(12) H. Stehle, „Spróbujmy zapomnieć”. Dlaczego biskupi niemieccy nie ujęli od razu ręki wyciągniętej przez Polaków, trans. J. Grąbczewski and A.S. Charkowski, in: „Od nienawiści do przyjaźni. O problemach polsko-niemieckiego sąsiedztwa”, ed. F. Pflüger and W. Lipscher (Warsaw 1994), p. 92.
(13) Quoted in: W. Ważniewski, Stosunek władz państwowych do Kościoła katolickiego w Polsce 1956 – 1970, (Siedlce 1999), s. 267.
(14) A. Michnik, „Nie chodzi o pomoc dla Polski”, Gazeta Wyborcza 8.11.1989.
(15) B. Kerski, T. Kycia, R. Żurek (Eds.), Przebaczamy i prosimy o przebaczenie, orędzie biskupów polskich i odpowiedź niemieckiego episkopatu z 1965 roku: geneza, kontekst, spuścizna, Olsztyn 2006.    
(16) „Aneks” No 41/42, 1986.
(17) Jan Tomasz Gross, Sąsiedzi. Historia zagłady żydowskiego miasteczka, Sejny: Pogranicze 2000. In English: J.T. Gross, The Neighbors. The Destruction of the Jewish Community in Jedwabne, Princeton, Oxford: Princeton University Press 2001.
(18) This paragraph is based by a more detailed account on pogrom of Jedwabne, and the discussion that followed, see important contribution by Maciej Janowski, “Jedwabne, July 10, 1941: Debating the History of a Single Day”, in: The Convolutions of Historical Politics, ed. Alexei Miller and Maria Lipman, CEU Press, Budapest 2012, pp. 59-89.
(19) See Maciej Janowski, “Jedwabne, July 10, 1941”.
(20) P. Machcewicz, K. Persak (Eds.), Wokół Jedwabnego, IPN: Warszawa 2002; A. Bikont, My z Jedwabnego, Prószyński i Spółka: Warszaw 2004.

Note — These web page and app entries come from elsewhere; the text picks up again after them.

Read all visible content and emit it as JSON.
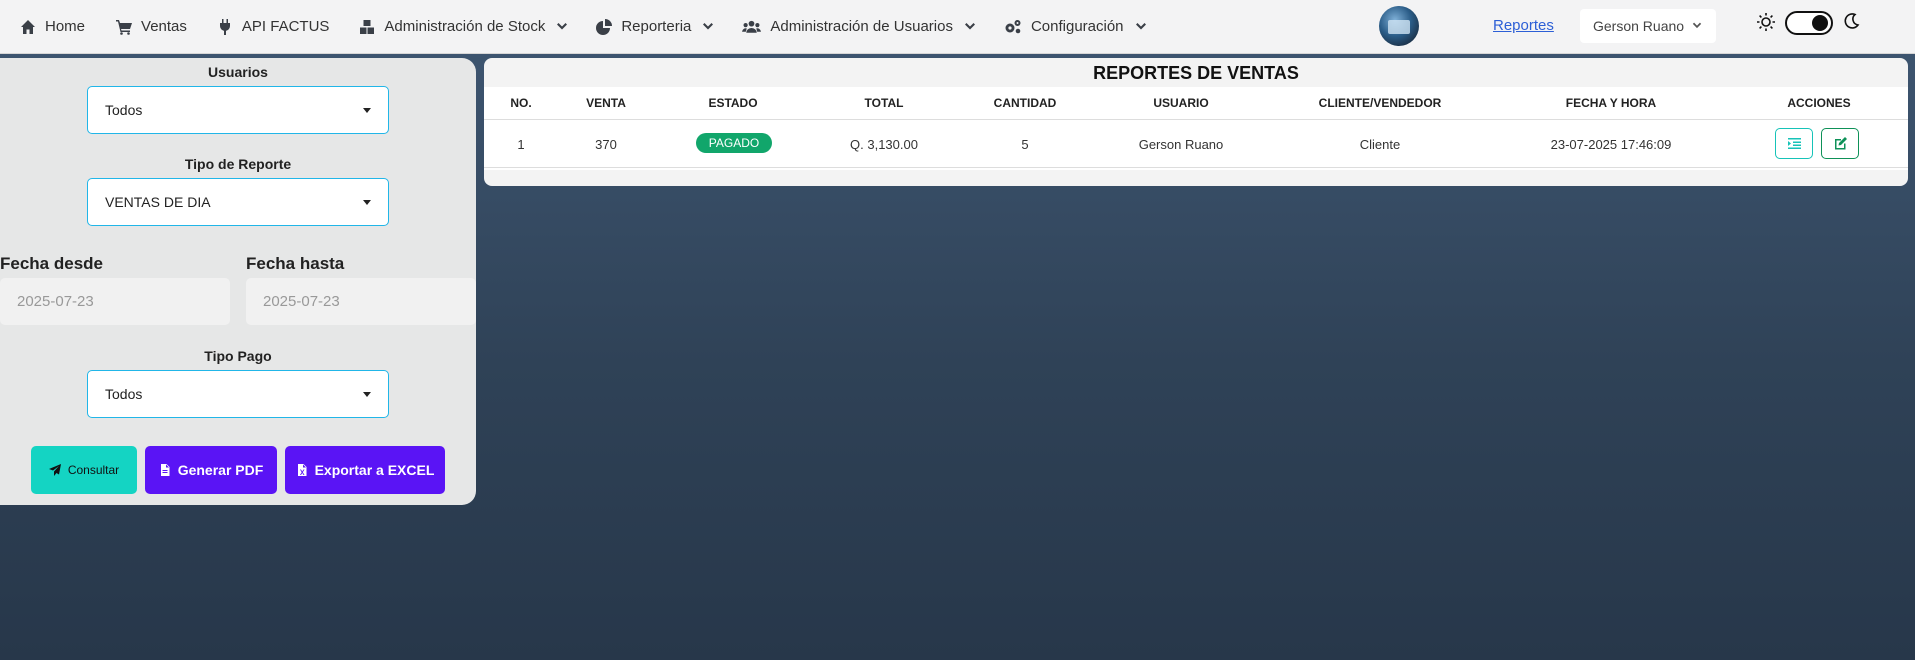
{
  "navbar": {
    "items": [
      {
        "label": "Home",
        "icon": "home-icon"
      },
      {
        "label": "Ventas",
        "icon": "cart-icon"
      },
      {
        "label": "API FACTUS",
        "icon": "plug-icon"
      },
      {
        "label": "Administración de Stock",
        "icon": "boxes-icon"
      },
      {
        "label": "Reporteria",
        "icon": "pie-chart-icon"
      },
      {
        "label": "Administración de Usuarios",
        "icon": "users-icon"
      },
      {
        "label": "Configuración",
        "icon": "gears-icon"
      }
    ],
    "reportes_link": "Reportes",
    "user_name": "Gerson Ruano"
  },
  "filters": {
    "usuarios_label": "Usuarios",
    "usuarios_value": "Todos",
    "tipo_reporte_label": "Tipo de Reporte",
    "tipo_reporte_value": "VENTAS DE DIA",
    "fecha_desde_label": "Fecha desde",
    "fecha_desde_value": "2025-07-23",
    "fecha_hasta_label": "Fecha hasta",
    "fecha_hasta_value": "2025-07-23",
    "tipo_pago_label": "Tipo Pago",
    "tipo_pago_value": "Todos"
  },
  "buttons": {
    "consultar": "Consultar",
    "generar_pdf": "Generar PDF",
    "exportar_excel": "Exportar a EXCEL"
  },
  "report": {
    "title": "REPORTES DE VENTAS",
    "columns": [
      "NO.",
      "VENTA",
      "ESTADO",
      "TOTAL",
      "CANTIDAD",
      "USUARIO",
      "CLIENTE/VENDEDOR",
      "FECHA Y HORA",
      "ACCIONES"
    ],
    "rows": [
      {
        "no": "1",
        "venta": "370",
        "estado": "PAGADO",
        "total": "Q. 3,130.00",
        "cantidad": "5",
        "usuario": "Gerson Ruano",
        "cliente_vendedor": "Cliente",
        "fecha_hora": "23-07-2025 17:46:09"
      }
    ]
  },
  "colors": {
    "accent_teal": "#14d4c3",
    "accent_purple": "#5a14f5",
    "status_paid": "#11a66b",
    "select_border": "#21b6e8"
  }
}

(21) Quotations from A. Boniecki and paraphrase of Nasz Dziennik’s writings in: Maciej Janowski, “Jedwabne, July 10, 1941”. Quotation from S. Gądecki: “Skrucha za Jedwabne”, Gazeta Wyborcza No 123, 28.05.2001, p. 6 [available at: http://www.archiwum.wyborcza.pl/Archiwum/1,0,1437102,20010528RP-DGW,SKRUCHA_ZA_JEDWABNE,.html].
(22) Mikołaj Lizut, „Bóg płakał razem z nami”, Gazeta Wyborcza No 160, 11.07.2001, p. 1 [awailable at: http://www.archiwum.wyborcza.pl/Archiwum/1,0,1476211,20010711RP-DGW,BOG_PLAKAL_RAZEM_Z_NAMI,.html].
(23) Both speeches in Polish in: Karolina Wigura, Wina narodów. Przebaczenie jako strategia prowadzenia polityki, Wydawnictwo Naukowe Scholar, Warszawa 2011, pp. 238-241. Ukrainian version of Viktor Yushchenko’s speech at: www.president.gov.ua.
(24) http://kulturaliberalna.pl/en/2014/03/11/affluent-poles-looking-ukraine-much-lecturing-enough-support/.
(25) http://kulturaliberalna.pl/2014/05/22/apel-kandydatow-parlamentu-europejskiego-upamietnienie-ofiar-majdanu/.